Fast and slow components of cerebral blood flow response to step decreases in end-tidal PCO2 in humans.
Poulin MJ., Liang PJ., Robbins PA.

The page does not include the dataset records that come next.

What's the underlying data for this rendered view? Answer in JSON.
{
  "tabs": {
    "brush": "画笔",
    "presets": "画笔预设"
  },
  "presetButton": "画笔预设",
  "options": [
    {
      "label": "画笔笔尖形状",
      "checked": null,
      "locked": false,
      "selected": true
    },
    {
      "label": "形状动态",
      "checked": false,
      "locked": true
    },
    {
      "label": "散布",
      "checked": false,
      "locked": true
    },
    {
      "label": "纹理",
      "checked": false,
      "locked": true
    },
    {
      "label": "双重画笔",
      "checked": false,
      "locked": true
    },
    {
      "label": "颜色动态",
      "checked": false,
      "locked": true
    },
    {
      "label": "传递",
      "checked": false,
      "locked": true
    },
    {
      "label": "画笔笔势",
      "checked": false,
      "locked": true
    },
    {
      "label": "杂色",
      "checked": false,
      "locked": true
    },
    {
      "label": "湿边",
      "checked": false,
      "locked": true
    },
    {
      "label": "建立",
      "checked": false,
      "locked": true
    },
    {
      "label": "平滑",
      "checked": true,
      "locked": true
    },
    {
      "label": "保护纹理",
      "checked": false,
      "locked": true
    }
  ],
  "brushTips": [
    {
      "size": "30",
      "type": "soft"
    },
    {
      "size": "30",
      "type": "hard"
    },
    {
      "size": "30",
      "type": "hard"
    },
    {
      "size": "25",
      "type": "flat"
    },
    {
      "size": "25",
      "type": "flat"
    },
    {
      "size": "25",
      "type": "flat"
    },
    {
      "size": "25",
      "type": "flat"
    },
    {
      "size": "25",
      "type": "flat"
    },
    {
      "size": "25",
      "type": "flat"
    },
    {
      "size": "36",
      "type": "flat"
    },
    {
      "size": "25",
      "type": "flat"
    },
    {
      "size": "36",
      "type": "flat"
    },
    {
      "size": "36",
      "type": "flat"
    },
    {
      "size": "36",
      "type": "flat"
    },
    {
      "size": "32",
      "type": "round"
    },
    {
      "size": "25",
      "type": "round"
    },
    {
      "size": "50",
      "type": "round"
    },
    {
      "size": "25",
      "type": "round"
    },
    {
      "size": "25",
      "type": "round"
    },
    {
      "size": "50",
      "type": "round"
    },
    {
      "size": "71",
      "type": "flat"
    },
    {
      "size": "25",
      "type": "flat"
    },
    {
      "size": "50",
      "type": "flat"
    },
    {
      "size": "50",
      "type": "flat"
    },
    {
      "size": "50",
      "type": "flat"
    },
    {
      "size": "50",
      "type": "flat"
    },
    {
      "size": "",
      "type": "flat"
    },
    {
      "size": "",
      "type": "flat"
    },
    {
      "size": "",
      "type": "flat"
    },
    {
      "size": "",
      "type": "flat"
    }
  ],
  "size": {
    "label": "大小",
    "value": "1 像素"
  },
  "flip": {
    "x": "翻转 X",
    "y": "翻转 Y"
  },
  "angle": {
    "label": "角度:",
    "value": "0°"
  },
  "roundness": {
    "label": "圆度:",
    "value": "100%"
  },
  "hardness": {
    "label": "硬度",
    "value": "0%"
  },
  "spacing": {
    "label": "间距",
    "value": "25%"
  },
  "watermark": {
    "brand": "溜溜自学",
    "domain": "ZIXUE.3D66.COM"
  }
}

This study examined the dynamics of the middle cerebral artery (MCA) blood flow response to hypocapnia in humans (n = 6) by using transcranial Doppler ultrasound. In a control protocol, end-tidal PCO2 (PETCO2) was held near eucapnia (1.5 Torr above resting) for 40 min. In a hypocapnic protocol, PETCO2 was held near eucapnia for 10 min, then at 15 Torr below eucapnia for 20 min, and then near eucapnia for 10 min. During both protocols, subjects hyperventilated throughout and PETCO2 and end-tidal PO2 were controlled by using the dynamic end-tidal forcing technique. Beat-by-beat values were calculated for the intensity-weighted mean velocity (VIWM), signal power (P), and their instantaneous product (P.VIWM). A simple model consisting of a delay, gain terms, time constants (tauf,on, tauf, off) and baseline levels of flow for the on- and off-transients, and a gain term (gs) and time constant (taus) for a second slower component was fitted to the hypocapnic protocol. The cerebral blood flow response to hypocapnia was characterized by a significant (P < 0.001) slow progressive adaptation in P.VIWM, with gs = 1.26 %/Torr and taus = 427 s, that persisted throughout the hypocapnic period. Finally, the responses at the onset and relief of hypocapnia were asymmetric (P < 0.001), with tauf,on (6.8 s) faster than tauf,off (14.3 s).